As featured on BusinessMirror: The power of women in family business
Women in family businesses, especially those who were the first to enter the workforce and have gone through a series of challenges, are strategically placed to manage this dilemma and bring about change in their organizations and society at large by becoming role models and mentors for younger women who will contribute to the future talent pool.
Mentorship and networking
Regardless of gender, mentorship and networking are integral aspects of professional development. In our interviews for this report, the vast majority of women believe that having the right mentor can sometimes be essential to working in a new company or getting a promotion.
As with women in non-family businesses, women in family firms require strong networks that are not dominated by family influence, as well as mentoring and guidance to orient them. successfully toward management and leadership roles. As a family member in a family business, it is not always easy to find effective mentors from within the business. Even though the business would have individuals who have spent considerable time in the business, they would not always be comfortable mentoring family members.
"The mentorship role for females (and males) in a family business is a challenge because sometimes you don’t get 100 percent honest, brutal feedback," said a third-generation leader in a family business. "When I receive feedback, I want to receive it honestly as if I was a non-family employee." Relationships between family and non-family employees are complicated, especially when a non-family employee is a mentor to a family member. In these cases, she mentioned that she has learned to use intuition to read between the lines of mentorship feedback. Open communication is “for the collective value of the business,” she said.
Such a phenomenon is partly based on traditional social norms. While men have traditionally met with each other after work to stay connected and discuss business, it isn’t a natural phenomenon for women to be present in such networking events.
Forming professional groups that involve women (or are exclusively women) will provide an environment to build networks and connect mentors or mentees. To better connect women within a certain profession or with certain interests, these groups can be tied to a particular purpose. Several interviewees cited the need for women in family businesses to form stronger connections.
Age and generation
For young female family leaders, acknowledging and celebrating the efforts of generations of women who have preceded them is important. Women supporting women is more prevalent in the next generations because of this mindset shift and a stronger commitment for women to empower each other. Generational change is impacting the way family members are involved in the company. In many generations that founded companies or in the second generation, leadership and control were passed on to the eldest son within the family. With more companies adopting a merit-based approach to succession, often due to failures experienced with adopting the primogeniture approach, the gender consideration is removed, which many women feel is giving them more chances to prove their worth against their male family members.
"I believe there are differences in leadership styles for women and men, but I also believe everyone has a different style," said a family member and Vice President. "Sometimes women pressure themselves to act like men in business, and they end up becoming a person without emotions. Leaders should embrace their differences because those differences often complement one another."

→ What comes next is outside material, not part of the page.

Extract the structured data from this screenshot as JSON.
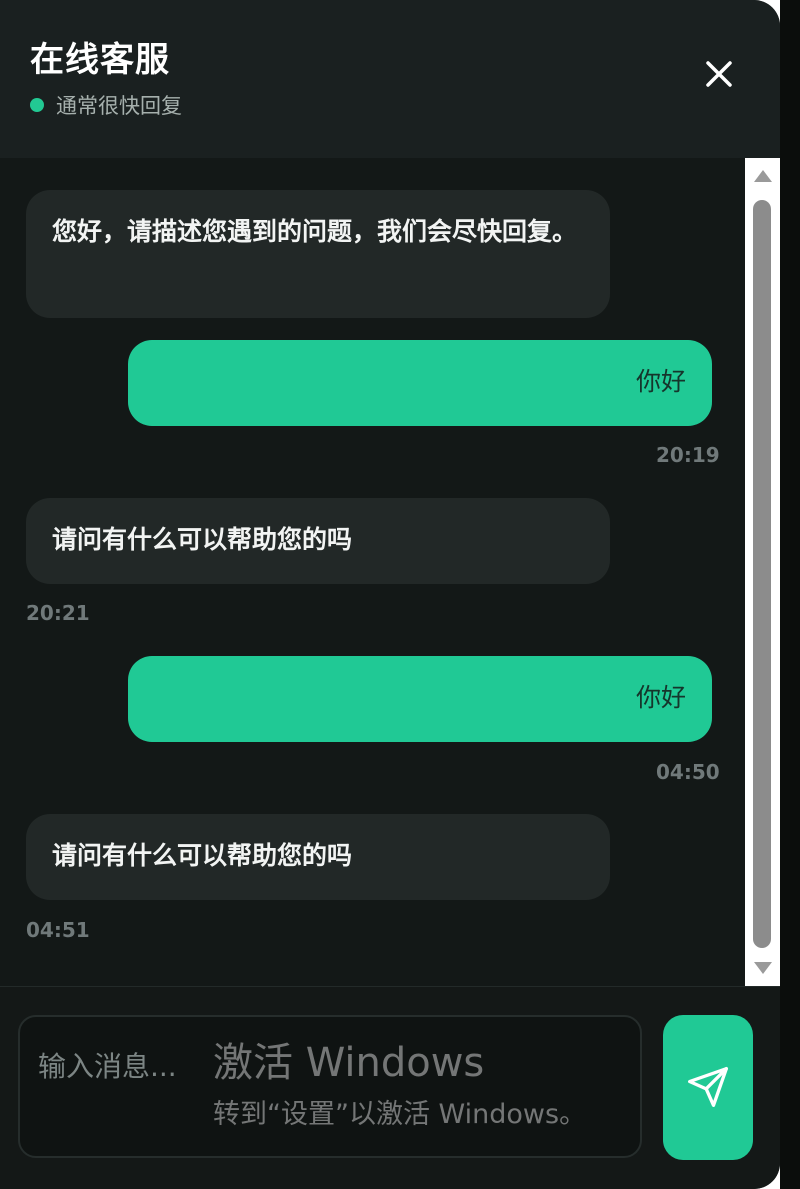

It can be frustrating for women growing in leadership roles to be stereotyped with characteristics commonly associated with women leaders—just as it can be frustrating for women family members to feel underappreciated as they grow in the family business.
Similarly, many leading family businesses are addressing succession in a meritocratic way. "Pioneer family businesses have added a policy that requires family members to work outside of the company before they have a chance to work for our business."
Family businesses represent an opportunity for women to advance in business more quickly, according to some of our interviewees. Unlike in other businesses, where women may feel shut out of the conversation for leadership positions, women in family businesses can use their family status to help vouch for themselves. However, we can still see that some family businesses limit women’s involvement in the organization to certain roles such as handling CSR or HR. Or, in other instances, if they do have a senior position within the business, becoming a C-suite, a board member, or discussing the succession of the chairman – usually a family member – are still considered taboos. Discussing the CEO succession because many family members are hiring non-family members for the role is an easier topic to discuss.
The excerpt was taken from the KPMG Thought Leadership publication: https://assets.kpmg/content/dam/kpmg/sa/pdf/2022/the-power-of-women-in-family-business.pdf